Stepping up the green game: Malaysia to impose Efficiency and Energy Conservation Act in 2014
In a couple of years, only equipment that meets the criteria of minimum energy performance can enter the Malaysian market, a practice not uncommon in Singapore, Thailand and China.
The Malaysian government will regulate the energy consumption performance of electrical appliances sold in the market after the enactment of the Energy Efficiency and Conservation Act by the end of 2014, said Energy, Green Technology and Water Minister Datuk Peter Chin Fah Kui. This follows research from the ministry and the Energy Commission who reviewed the energy consumption in standby mode in electrical appliances, especially TV sets, and found out that there was maximum energy consumption, ranging from 1W to 5W.
The government is thus actively promoting the importance of using energy-efficient electrical equipment to the public, and offering beneficial reasons for organisations to go green; for example, incentives will be offered to manufacturers if they manage to produce energy efficient products such as air conditioners, fans and refrigerators.
As an energy user, Malaysia is known to consume a lot. In 2008, each Malaysian used an average of 3,667kWh (kilowatt hours) of electricity, according to the World Bank. The Ministry of Energy, Green Technology and Water Malaysia (KeTTHA) has also revealed that Malaysia’s electricity consumption is expected to grow at an average rate of 3% to 4% annually until 2020.

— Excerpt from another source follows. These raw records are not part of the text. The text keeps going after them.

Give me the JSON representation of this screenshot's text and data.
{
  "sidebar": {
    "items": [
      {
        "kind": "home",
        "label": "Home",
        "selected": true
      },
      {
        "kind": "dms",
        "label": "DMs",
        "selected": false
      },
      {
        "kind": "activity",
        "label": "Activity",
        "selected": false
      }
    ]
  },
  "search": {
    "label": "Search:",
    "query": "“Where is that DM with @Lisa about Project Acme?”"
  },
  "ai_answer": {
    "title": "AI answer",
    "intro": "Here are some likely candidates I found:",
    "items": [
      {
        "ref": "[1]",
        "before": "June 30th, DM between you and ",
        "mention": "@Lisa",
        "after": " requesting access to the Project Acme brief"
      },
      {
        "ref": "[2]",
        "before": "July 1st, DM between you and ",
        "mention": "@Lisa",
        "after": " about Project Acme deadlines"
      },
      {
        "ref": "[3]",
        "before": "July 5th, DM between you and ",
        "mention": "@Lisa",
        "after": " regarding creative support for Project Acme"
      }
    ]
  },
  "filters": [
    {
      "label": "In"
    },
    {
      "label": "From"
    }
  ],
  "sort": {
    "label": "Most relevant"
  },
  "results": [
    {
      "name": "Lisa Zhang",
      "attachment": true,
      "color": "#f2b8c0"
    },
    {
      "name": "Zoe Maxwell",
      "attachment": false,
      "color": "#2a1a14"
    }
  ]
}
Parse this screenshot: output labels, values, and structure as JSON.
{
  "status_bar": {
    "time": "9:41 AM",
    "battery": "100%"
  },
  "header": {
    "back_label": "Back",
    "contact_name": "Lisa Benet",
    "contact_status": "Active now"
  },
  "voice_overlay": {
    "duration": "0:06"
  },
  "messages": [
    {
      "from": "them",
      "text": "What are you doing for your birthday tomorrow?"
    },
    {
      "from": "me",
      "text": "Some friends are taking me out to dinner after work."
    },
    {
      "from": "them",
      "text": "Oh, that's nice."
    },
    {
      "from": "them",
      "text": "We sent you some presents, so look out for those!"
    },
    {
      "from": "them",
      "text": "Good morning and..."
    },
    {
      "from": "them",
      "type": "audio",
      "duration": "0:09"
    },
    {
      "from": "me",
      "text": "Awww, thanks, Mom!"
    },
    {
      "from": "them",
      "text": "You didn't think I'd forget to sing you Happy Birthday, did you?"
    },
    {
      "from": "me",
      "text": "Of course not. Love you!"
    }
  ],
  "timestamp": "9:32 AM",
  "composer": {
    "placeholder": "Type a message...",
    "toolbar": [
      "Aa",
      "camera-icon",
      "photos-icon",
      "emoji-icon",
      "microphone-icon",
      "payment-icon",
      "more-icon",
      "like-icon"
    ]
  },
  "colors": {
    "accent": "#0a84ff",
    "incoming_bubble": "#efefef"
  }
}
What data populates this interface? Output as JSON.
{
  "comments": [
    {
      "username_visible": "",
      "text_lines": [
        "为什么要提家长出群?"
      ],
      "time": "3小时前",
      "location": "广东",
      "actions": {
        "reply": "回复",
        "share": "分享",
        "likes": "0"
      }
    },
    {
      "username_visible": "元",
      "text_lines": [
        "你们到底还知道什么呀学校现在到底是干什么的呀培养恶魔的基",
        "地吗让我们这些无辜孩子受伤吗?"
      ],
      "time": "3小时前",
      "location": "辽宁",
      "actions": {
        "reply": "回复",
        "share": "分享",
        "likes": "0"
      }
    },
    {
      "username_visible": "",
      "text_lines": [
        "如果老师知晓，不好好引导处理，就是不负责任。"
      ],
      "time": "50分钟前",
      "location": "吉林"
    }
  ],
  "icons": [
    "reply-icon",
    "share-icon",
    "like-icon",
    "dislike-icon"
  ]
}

Glaring environmental problems such as diminishing oil and gas reserves, and rising carbon dioxide emissions have also prompted KeTTHA to ban incandescent light bulbs by 2014; it is also a mandate that air-conditioners are to be set no lower than 24°C, starting with Government-owned buildings. Malaysia also encourages both individuals and companies to replace old appliances, as doing so is one of the most efficient measures to reduce electricity usage. Modern energy-efficient appliances use significantly less energy than older appliances; current energy-efficient ones such as ENERGY STAR-qualified refrigerators, for example, drain 40% less energy than conventional models did in 2001.
Through the extensive adoption of greener appliances, KeTTHA hopes it will help consumers reduce unnecessary costs and at the same time, GHG emissions.
Malaysia committed to conserve
In his 9th Malaysia Plan (2006-2010) speech, then Prime Minister Tun Abdullah Ahmad Badawi mentioned that adequate and quality energy supply is key to the nation’s development. “The public has to realise the value and scarcity of such resources. An energy conservation culture must be inculcated… (and) resources need to be prudently and carefully utilised.”
As such, the Energy Efficiency and Conservation Act 2014 is the government’s latest bid to introduce measures to reduce wastage by enhancing energy efficiency and increasing energy sufficiency. The Government is also committed to reduce dependence on petroleum products through the increased usage of alternative fuels such as biofuel and biodiesel, and renewable energy.
Singapore also in pursuit of energy efficiency
In a similar vein, Singapore will also introduce an Energy Conservation Act in 2013. Under the Act, minimum energy management requirements for large industrial energy users will be imposed. Companies that consume more than the equivalent of 15 GWh of energy every year will be required to appoint an energy manager, to track and report their energy use to the National Environment Agency (NEA), and to develop and submit improvement plans to make better their energy efficiency.
“International experience indicates that the implementation of energy management programmes in companies is one of the most cost-effective ways to improve energy efficiency, and companies can expect to reduce their energy consumption by at least 10 to 15%,” said Dr. Amy Khor, Minister of State for the Environment and Water Resources. “These energy management practices ought to be the norm for the companies, and in some countries like Japan, they have even mandated energy management practices for their companies.”